rich nations or individuals, creating greater inequalities and leading to potential
conflicts both nationally and internationally as a result.

Tariffs & Other Forms of Protectionism

The 2008 economic crisis led many politicians to question the merits of globalization.
Since then, global capital flows fell from $11 trillion in 2007 to a third of that figure in
2012. While some of that may be cyclical in nature, many countries implemented tariffs
and other forms of protectionism designed to contain risk in their financial systems and
make crises less damaging, although this comes at the cost of forgoing the benefits we’ve
seen.
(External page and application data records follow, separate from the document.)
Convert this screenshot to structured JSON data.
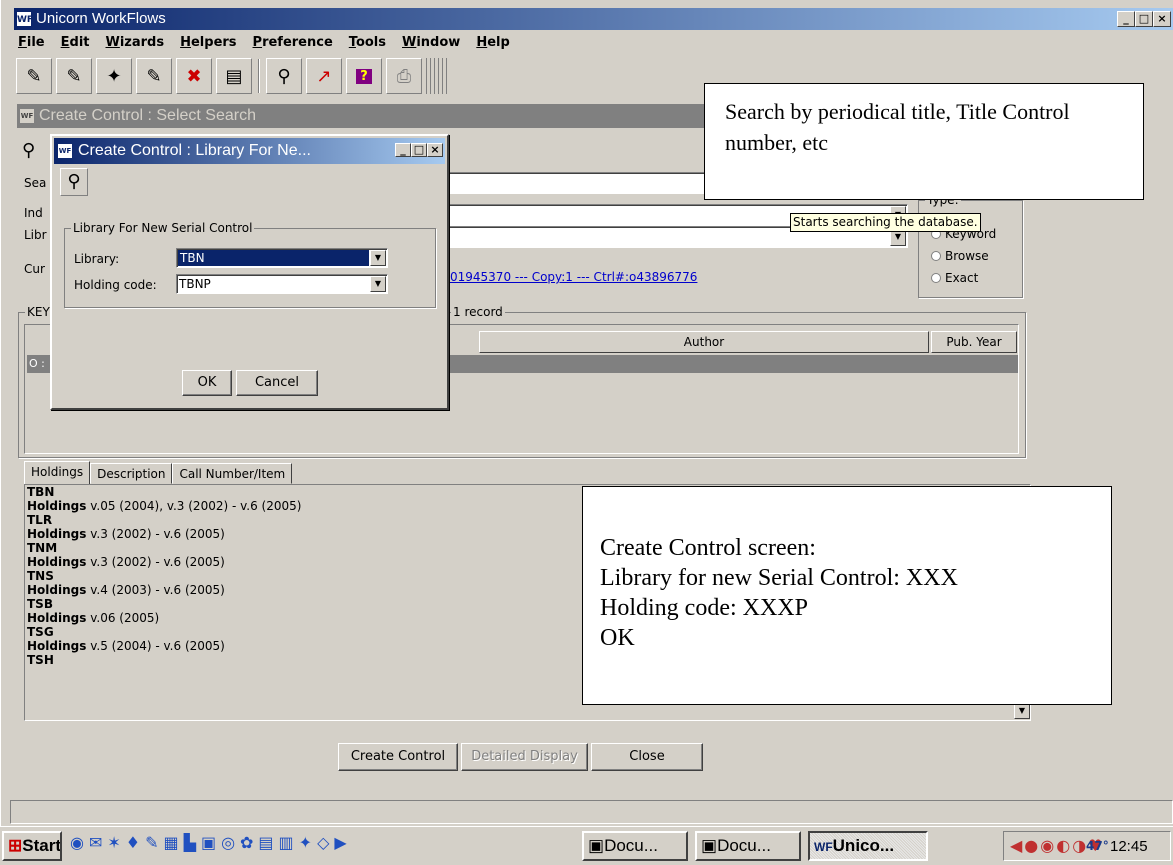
{
  "window": {
    "title": "Unicorn WorkFlows",
    "app_icon": "WF",
    "controls": [
      "_",
      "□",
      "×"
    ]
  },
  "menu": [
    "File",
    "Edit",
    "Wizards",
    "Helpers",
    "Preference",
    "Tools",
    "Window",
    "Help"
  ],
  "toolbar": {
    "icons": [
      "checkout-icon",
      "discharge-icon",
      "renew-icon",
      "checkin-icon",
      "cancel-icon",
      "display-icon",
      "binocular-icon",
      "chart-icon",
      "help-icon",
      "print-icon"
    ]
  },
  "inner": {
    "title": "Create Control : Select Search",
    "labels": {
      "search": "Sea",
      "index": "Ind",
      "library": "Libr",
      "current": "Cur",
      "results": "KEY"
    },
    "current_link": "01945370 --- Copy:1 --- Ctrl#:o43896776",
    "results_count": "1 record",
    "type_group": "Type:",
    "type_options": [
      "Keyword",
      "Browse",
      "Exact"
    ],
    "tooltip": "Starts searching the database.",
    "columns": [
      "Author",
      "Pub. Year"
    ],
    "selected_row_prefix": "O :"
  },
  "tabs": [
    "Holdings",
    "Description",
    "Call Number/Item"
  ],
  "holdings": [
    {
      "lib": "TBN",
      "label": "Holdings",
      "value": "v.05 (2004), v.3 (2002) - v.6 (2005)"
    },
    {
      "lib": "TLR",
      "label": "Holdings",
      "value": "v.3 (2002) - v.6 (2005)"
    },
    {
      "lib": "TNM",
      "label": "Holdings",
      "value": "v.3 (2002) - v.6 (2005)"
    },
    {
      "lib": "TNS",
      "label": "Holdings",
      "value": "v.4 (2003) - v.6 (2005)"
    },
    {
      "lib": "TSB",
      "label": "Holdings",
      "value": "v.06 (2005)"
    },
    {
      "lib": "TSG",
      "label": "Holdings",
      "value": "v.5 (2004) - v.6 (2005)"
    },
    {
      "lib": "TSH",
      "label": "",
      "value": ""
    }
  ],
  "bottom_buttons": {
    "create": "Create Control",
    "detail": "Detailed Display",
    "close": "Close"
  },
  "dialog": {
    "title": "Create Control : Library For Ne...",
    "group": "Library For New Serial Control",
    "library_label": "Library:",
    "library_value": "TBN",
    "holding_label": "Holding code:",
    "holding_value": "TBNP",
    "ok": "OK",
    "cancel": "Cancel"
  },
  "callouts": {
    "search": "Search by periodical title, Title Control number, etc",
    "create_lines": [
      "Create Control screen:",
      "Library for new Serial Control: XXX",
      "Holding code: XXXP",
      "OK"
    ]
  },
  "taskbar": {
    "start": "Start",
    "tasks": [
      "Docu...",
      "Docu...",
      "Unico..."
    ],
    "tray_temp": "47°",
    "clock": "12:45 PM"
  },
  "colors": {
    "titlebar": "#0a246a",
    "face": "#d4d0c8",
    "selection": "#0a246a",
    "link": "#0000cc"
  }
}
In the U.S. and Europe, new banking regulations were introduced that limited capital flows
in order to reduce the risk of contagion. Tariffs have also been put into place to protect
domestic industries seen as vital, such as the 127% U.S. tariff on Chinese paper clips or
Japan’s 778% tariff on imported rice. In developing countries, these figures are even worse,
with Brazil’s tariffs being some four times higher than America’s and three times higher
than China’s.

The election of Donald Trump in the United States and the British vote to leave the
European Union - known as the 'Brexit' - have also contributed to the anti-globalization
movement. These trends have been driven by anti-immigration sentiments in Europe,
although elections occurring in 2017 have proven to be largely pro-globalization rather
than anti-globalization.

But, as Kofi Annan said in the quote above, globalization may be inevitable over the long-
run, but there are many bumps along the road in the short-run. These bumps are often
spurred by economic crises or some of the negative consequences of globalization, but in
the end, the world has always managed to learn that protectionism can make a bad situation
worse.

The Bottom Line

Globalization has impacted nearly every aspect of modern life and continues to be a
growing force in the global economy. While there are a few drawbacks to globalization,
most economists agree that it's a force that's both unstoppable and net beneficial to the
world economy. There have always been periods of protectionism and nationalism in the
past, but globalization continues to be the most widely accepted solution to ensuring
consistent economic growth around the world.

Bibliography: https://www.thebalance.com